A recent study published in Biology Letters found that human-created noise affects many animals. The ill effects of excessive noise begin at home. Pets react more aggressively in households where there is constant noise.
They become disoriented more easily and face many behavioral problems. In nature, animals may suffer from hearing loss, which makes them easy prey and leads to dwindling populations. Others become inefficient at hunting, while some opt to migrate, disturbing the balance of the ecosystem.
9. Effects on Species Depending on Mating Call
Species that depend on mating calls to reproduce are often unable to hear these calls due to excessive man-made noise.
As a result, they are unable to reproduce and cause declining populations. Others require sound waves to locate and find their way when migrating.
Disturbing their sound signals means they get lost easily and do not migrate when they should.

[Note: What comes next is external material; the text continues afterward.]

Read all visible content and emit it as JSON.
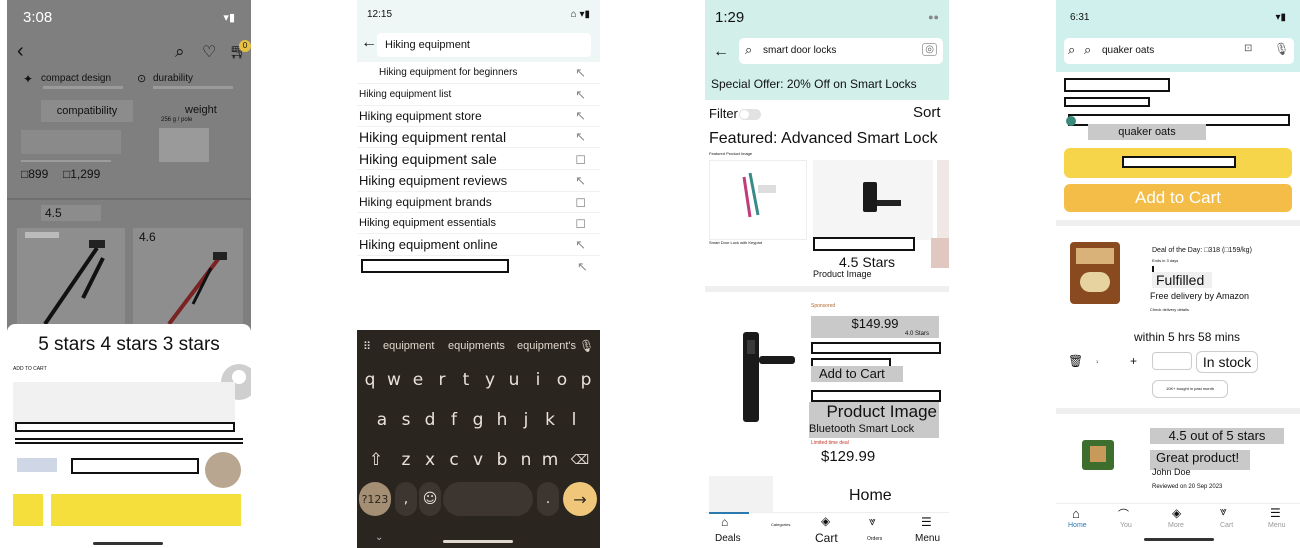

Animals are becoming louder to cope with the increasing sound around them, which may further increase pollution levels. This is why understanding noise pollution can help us lower the impact it has on the environment.
Noise Pollution Infographic
Solutions to Lower Noise Pollution
WHO agrees that awareness of noise pollution is essential to beat this invisible enemy. As of now, there are not many solutions to reduce sound pollution.
However, governments can help in the following ways:
- Establishing regulations that include preventive and corrective measures.
- Protecting certain areas, parts of the countryside, areas of natural interest, city parks, etc., to ensure noise management and reduce noise pollution.
- The mandatory separation between residential zones and sources of noise, like airports.
- Creating pedestrian areas where traffic is not allowed to enter other than to offload goods at certain times.
- Fines for exceeding noise limits.
- Controlling the sound levels in clubs, bars, parties, and discos.
- Removal of public loudspeakers
- Promote better urban planning as a way to create ‘No-Noise’ zones, where honking and industrial noise are not tolerated.
- Replacing traditional asphalt with more efficient options can also help reduce traffic noise by up to 3 dB.
On a personal level, everybody can help to reduce the noise in the following ways:
- Keeping check of the surrounding noise levels and limiting the sounds you produce.
- Staying in a green neighborhood full of trees, as trees are known to reduce sound levels from 5 to 10 dB.
- Reducing noise in homes by lowering the volume of the radio, music system, and television.
- Avoiding very noisy leisure activities and going to areas that are too noisy.
- Doing your housework at the recommended time also makes a difference.
- Using proper noise absorbents in machines that make too much noise.
- Listening to music with headphones.
- Using earplugs when you are in a noisy area because it lowers the overall noise of the surroundings.
- Trying alternative means of transport such as bicycles or electric vehicles instead of taking the car.
- Getting your vehicle checked regularly and lubricate it properly so that it doesn’t produce too much noise.
- In the case of new buildings, you can insulate your home with noise-absorbing materials.